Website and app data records
□ □ □ □ □
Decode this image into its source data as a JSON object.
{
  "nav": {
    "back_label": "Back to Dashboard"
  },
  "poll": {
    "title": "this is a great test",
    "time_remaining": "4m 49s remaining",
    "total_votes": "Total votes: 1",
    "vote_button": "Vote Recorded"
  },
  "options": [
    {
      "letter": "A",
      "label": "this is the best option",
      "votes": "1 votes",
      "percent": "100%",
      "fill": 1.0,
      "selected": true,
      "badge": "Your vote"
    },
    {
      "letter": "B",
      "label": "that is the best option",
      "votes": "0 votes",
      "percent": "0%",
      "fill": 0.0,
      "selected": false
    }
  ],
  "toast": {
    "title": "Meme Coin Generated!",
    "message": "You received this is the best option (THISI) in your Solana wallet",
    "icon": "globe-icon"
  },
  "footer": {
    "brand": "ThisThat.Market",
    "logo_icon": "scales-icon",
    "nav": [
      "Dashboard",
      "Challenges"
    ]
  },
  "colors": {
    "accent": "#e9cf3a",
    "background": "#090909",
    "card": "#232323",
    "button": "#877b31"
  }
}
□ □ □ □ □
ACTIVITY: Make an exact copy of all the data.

TASK OUTPUT:
Decode this image into its source data as a JSON object.
{
  "nav": {
    "back_label": "Back to Dashboard"
  },
  "poll": {
    "title": "this is a great test",
    "time_remaining": "4m 49s remaining",
    "total_votes": "Total votes: 1",
    "vote_button": "Vote Recorded"
  },
  "options": [
    {
      "letter": "A",
      "label": "this is the best option",
      "votes": "1 votes",
      "percent": "100%",
      "fill": 1.0,
      "selected": true,
      "badge": "Your vote"
    },
    {
      "letter": "B",
      "label": "that is the best option",
      "votes": "0 votes",
      "percent": "0%",
      "fill": 0.0,
      "selected": false
    }
  ],
  "toast": {
    "title": "Meme Coin Generated!",
    "message": "You received this is the best option (THISI) in your Solana wallet",
    "icon": "globe-icon"
  },
  "footer": {
    "brand": "ThisThat.Market",
    "logo_icon": "scales-icon",
    "nav": [
      "Dashboard",
      "Challenges"
    ]
  },
  "colors": {
    "accent": "#e9cf3a",
    "background": "#090909",
    "card": "#232323",
    "button": "#877b31"
  }
}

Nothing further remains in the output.